| PROBLEM |
Which lines in the records below contain the word "skip"? Copy each one out.

| THE DATA |
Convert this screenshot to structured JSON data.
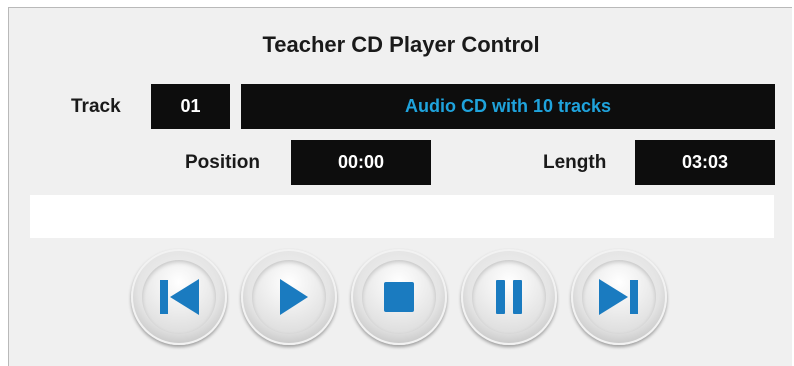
{
  "panel": {
    "title": "Teacher CD Player Control"
  },
  "track": {
    "label": "Track",
    "number": "01",
    "status": "Audio CD with 10 tracks"
  },
  "position": {
    "label": "Position",
    "value": "00:00"
  },
  "length": {
    "label": "Length",
    "value": "03:03"
  },
  "progress": {
    "fraction": 0.0
  },
  "controls": [
    {
      "name": "previous-track",
      "icon": "skip-previous-icon"
    },
    {
      "name": "play",
      "icon": "play-icon"
    },
    {
      "name": "stop",
      "icon": "stop-icon"
    },
    {
      "name": "pause",
      "icon": "pause-icon"
    },
    {
      "name": "next-track",
      "icon": "skip-next-icon"
    }
  ],
  "colors": {
    "lcd_background": "#0d0d0d",
    "lcd_text": "#ffffff",
    "status_text": "#1fa3dc",
    "icon": "#1a7bc0",
    "panel_background": "#f0f0f0"
  }
}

| FINISHED EXERCISE |
      "icon": "skip-previous-icon"
      "icon": "skip-next-icon"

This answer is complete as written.